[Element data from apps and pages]
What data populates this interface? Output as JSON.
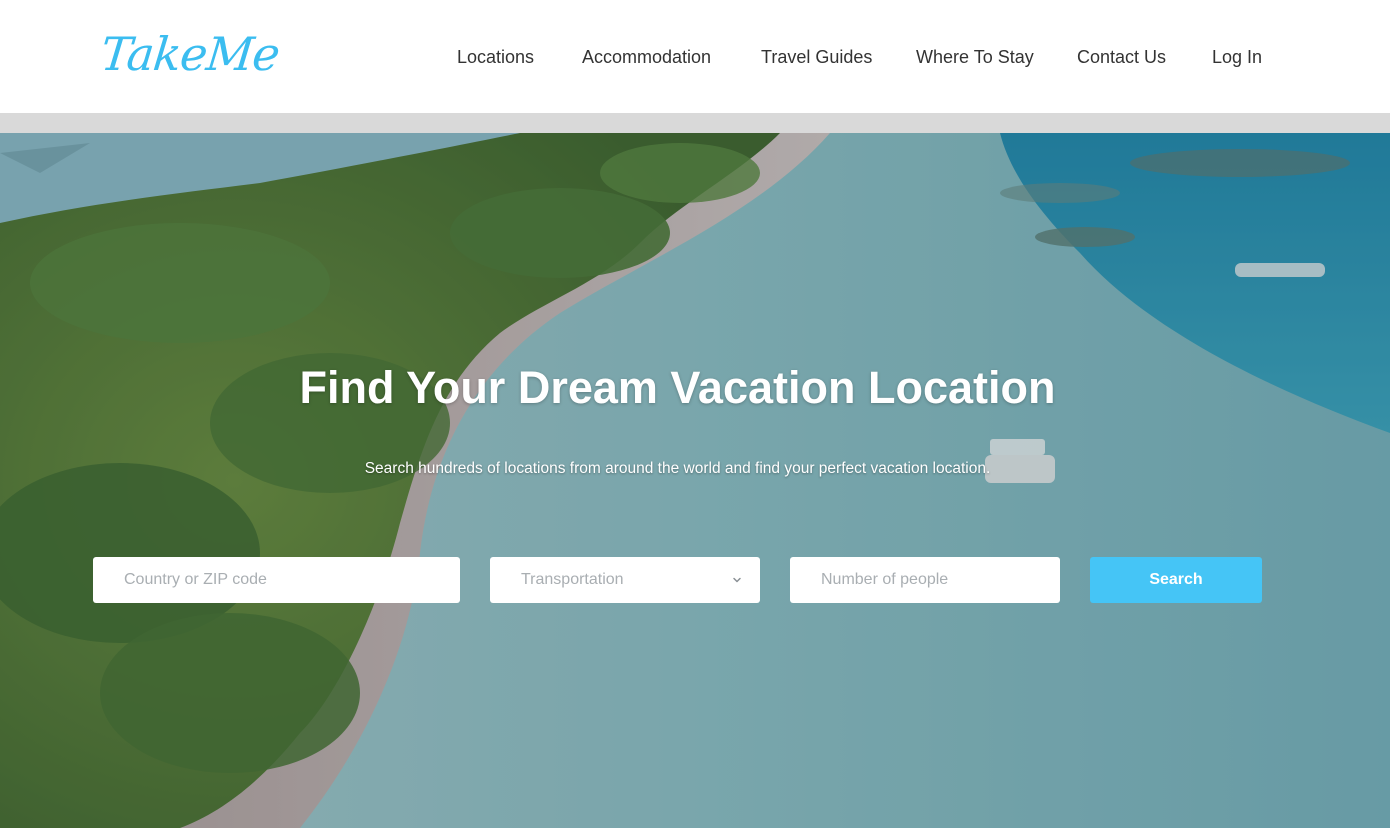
{
  "brand": {
    "name": "TakeMe",
    "color": "#3bbdf0"
  },
  "nav": {
    "items": [
      {
        "label": "Locations"
      },
      {
        "label": "Accommodation"
      },
      {
        "label": "Travel Guides"
      },
      {
        "label": "Where To Stay"
      },
      {
        "label": "Contact Us"
      },
      {
        "label": "Log In"
      }
    ]
  },
  "hero": {
    "title": "Find Your Dream Vacation Location",
    "subtitle": "Search hundreds of locations from around the world and find your perfect vacation location.",
    "background": "aerial-beach-island-photo"
  },
  "search": {
    "country_placeholder": "Country or ZIP code",
    "transport_selected": "Transportation",
    "people_placeholder": "Number of people",
    "button_label": "Search",
    "button_color": "#45c5f6"
  }
}
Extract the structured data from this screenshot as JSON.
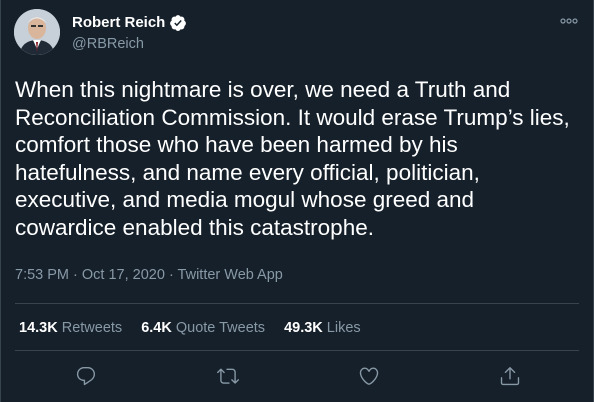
{
  "author": {
    "display_name": "Robert Reich",
    "handle": "@RBReich",
    "verified": true
  },
  "tweet": {
    "lines": [
      "When this nightmare is over, we need a Truth and",
      "Reconciliation Commission. It would erase Trump’s lies,",
      "comfort those who have been harmed by his",
      "hatefulness, and name every official, politician,",
      "executive, and media mogul whose greed and",
      "cowardice enabled this catastrophe."
    ],
    "meta": "7:53 PM · Oct 17, 2020 · Twitter Web App"
  },
  "stats": [
    {
      "count": "14.3K",
      "label": "Retweets"
    },
    {
      "count": "6.4K",
      "label": "Quote Tweets"
    },
    {
      "count": "49.3K",
      "label": "Likes"
    }
  ],
  "actions": [
    "reply-icon",
    "retweet-icon",
    "like-icon",
    "share-icon"
  ],
  "colors": {
    "background": "#15202b",
    "text_primary": "#ffffff",
    "text_secondary": "#8899a6",
    "divider": "#38444d",
    "verified_badge": "#ffffff"
  }
}
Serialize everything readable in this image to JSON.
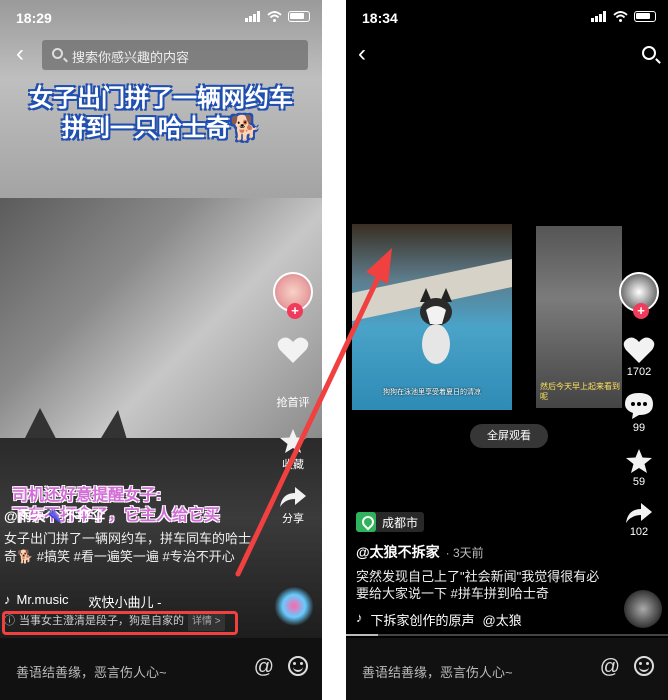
{
  "left": {
    "status": {
      "time": "18:29"
    },
    "search": {
      "placeholder": "搜索你感兴趣的内容"
    },
    "headline": {
      "line1": "女子出门拼了一辆网约车",
      "line2": "拼到一只哈士奇🐕"
    },
    "rail": {
      "plus": "+",
      "share_label": "抢首评",
      "favorite_label": "收藏",
      "forward_label": "分享"
    },
    "overlay_caption": {
      "line1": "司机还好意提醒女子:",
      "line2": "下车不打伞了，它主人给它买"
    },
    "author": "@雨天🌂不打伞",
    "description": "女子出门拼了一辆网约车，拼车同车的哈士奇🐕 #搞笑 #看一遍笑一遍 #专治不开心",
    "music": {
      "note": "♪",
      "artist": "Mr.music",
      "song": "欢快小曲儿 -"
    },
    "notice": {
      "icon": "ⓘ",
      "text": "当事女主澄清是段子，狗是自家的",
      "tag": "详情 >"
    },
    "bottom": {
      "comment": "善语结善缘，恶言伤人心~",
      "at": "@"
    }
  },
  "right": {
    "status": {
      "time": "18:34"
    },
    "thumbs": {
      "pool_caption": "狗狗在泳池里享受着夏日的清凉",
      "car_caption": "然后今天早上起来看到呢"
    },
    "fullscreen": "全屏观看",
    "rail": {
      "likes": "1702",
      "comments": "99",
      "favorites": "59",
      "shares": "102",
      "plus": "+"
    },
    "location": "成都市",
    "author": "@太狼不拆家",
    "timestamp": "· 3天前",
    "description": "突然发现自己上了\"社会新闻\"我觉得很有必要给大家说一下 #拼车拼到哈士奇",
    "music": {
      "note": "♪",
      "text": "下拆家创作的原声",
      "artist": "@太狼"
    },
    "bottom": {
      "comment": "善语结善缘，恶言伤人心~",
      "at": "@"
    }
  },
  "colors": {
    "annotation": "#f04040",
    "plus": "#f03c5a",
    "location": "#2fb35c"
  }
}
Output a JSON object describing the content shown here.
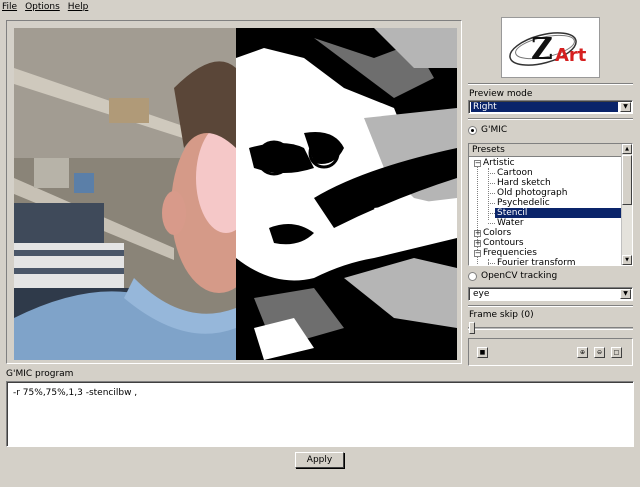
{
  "menu": [
    {
      "label": "File"
    },
    {
      "label": "Options"
    },
    {
      "label": "Help"
    }
  ],
  "logo": {
    "text": "Art",
    "letter": "Z"
  },
  "preview_mode": {
    "label": "Preview mode",
    "value": "Right"
  },
  "gmic_radio": {
    "label": "G'MIC",
    "checked": true
  },
  "presets": {
    "header": "Presets",
    "tree": {
      "artistic": "Artistic",
      "cartoon": "Cartoon",
      "hard_sketch": "Hard sketch",
      "old_photograph": "Old photograph",
      "psychedelic": "Psychedelic",
      "stencil": "Stencil",
      "water": "Water",
      "colors": "Colors",
      "contours": "Contours",
      "frequencies": "Frequencies",
      "fourier": "Fourier transform"
    },
    "selected": "Stencil"
  },
  "opencv_radio": {
    "label": "OpenCV tracking",
    "checked": false
  },
  "tracking_select": {
    "value": "eye"
  },
  "frame_skip": {
    "label": "Frame skip (0)",
    "value": 0
  },
  "program": {
    "label": "G'MIC program",
    "code": "-r 75%,75%,1,3 -stencilbw ,"
  },
  "apply_label": "Apply",
  "colors": {
    "selection": "#0a246a",
    "background": "#d4d0c8"
  }
}
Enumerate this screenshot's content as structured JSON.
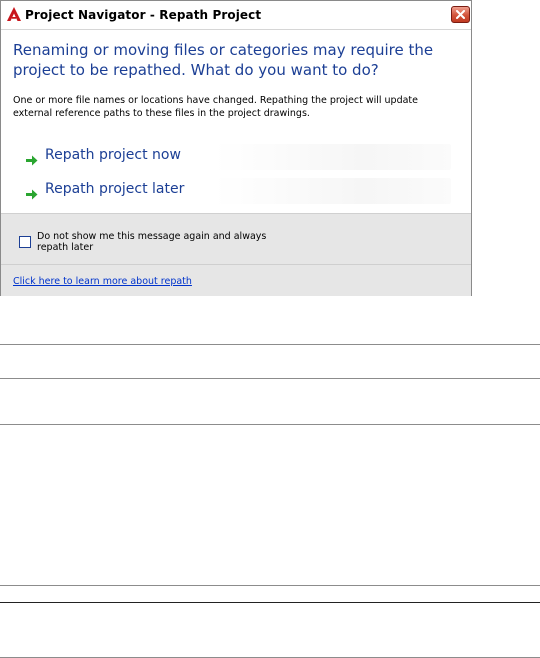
{
  "window": {
    "title": "Project Navigator - Repath Project",
    "app_icon": "autocad-a-icon",
    "close_icon": "close-x-icon"
  },
  "main": {
    "heading": "Renaming or moving files or categories may require the project to be repathed. What do you want to do?",
    "description": "One or more file names or locations have changed. Repathing the project will update external reference paths to these files in the project drawings.",
    "options": [
      {
        "label": "Repath project now",
        "icon": "green-arrow-icon"
      },
      {
        "label": "Repath project later",
        "icon": "green-arrow-icon"
      }
    ]
  },
  "footer": {
    "checkbox_label": "Do not show me this message again and always repath later",
    "checkbox_checked": false,
    "learn_more_link": "Click here to learn more about repath"
  },
  "colors": {
    "heading_blue": "#1c3f95",
    "link_blue": "#0033cc",
    "arrow_green": "#2aa530",
    "footer_gray": "#e6e6e6"
  }
}
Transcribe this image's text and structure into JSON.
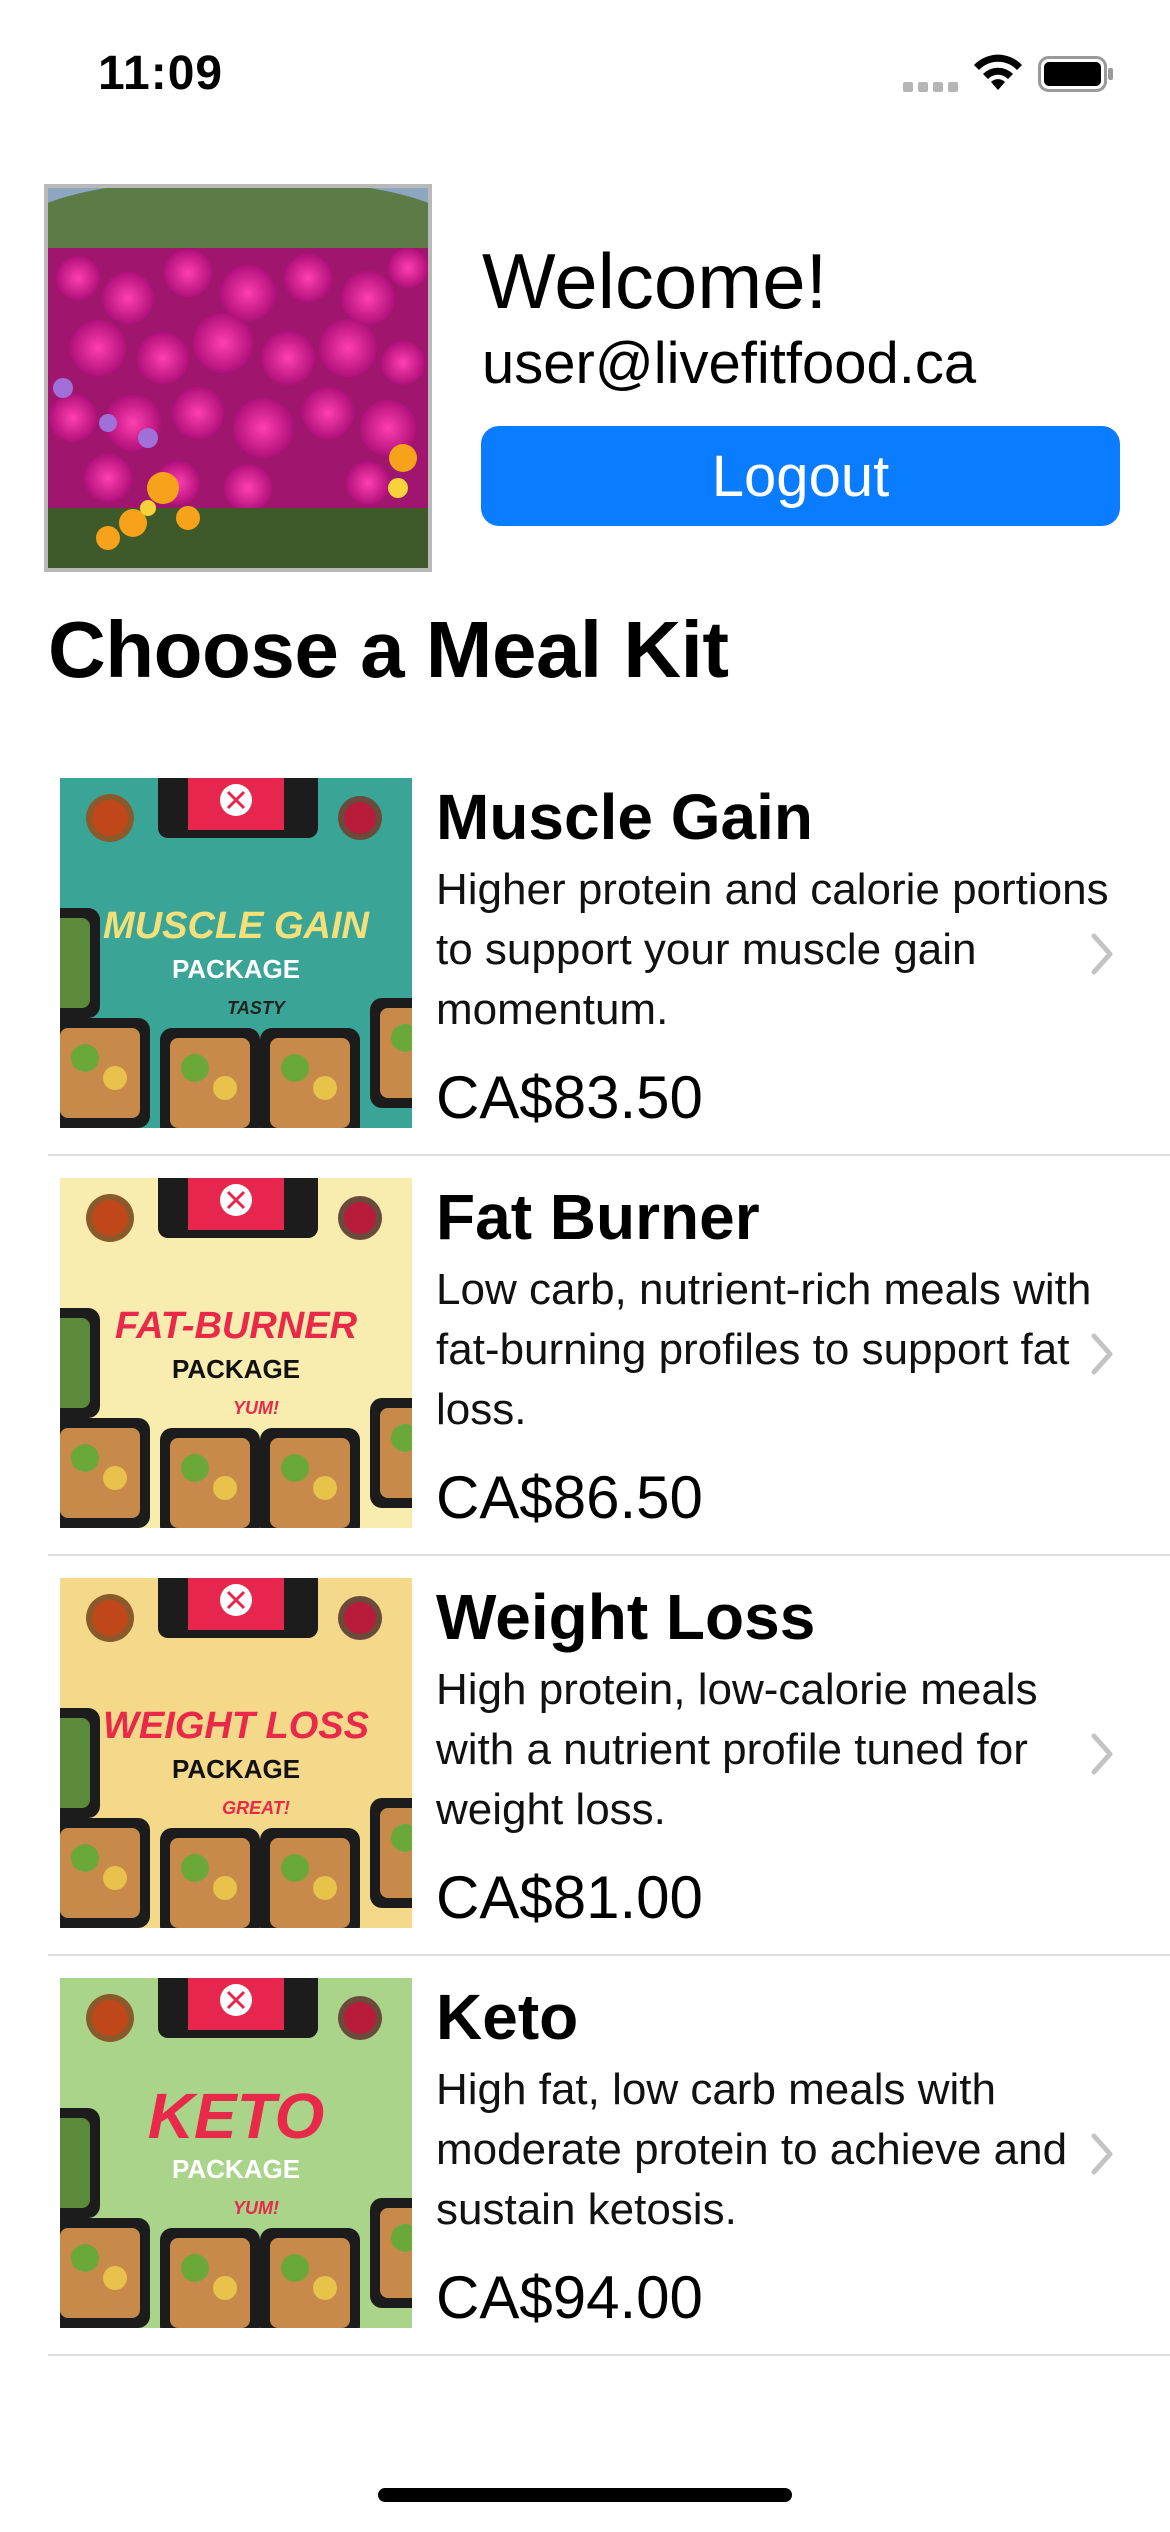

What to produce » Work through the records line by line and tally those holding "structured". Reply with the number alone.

Answer section » 2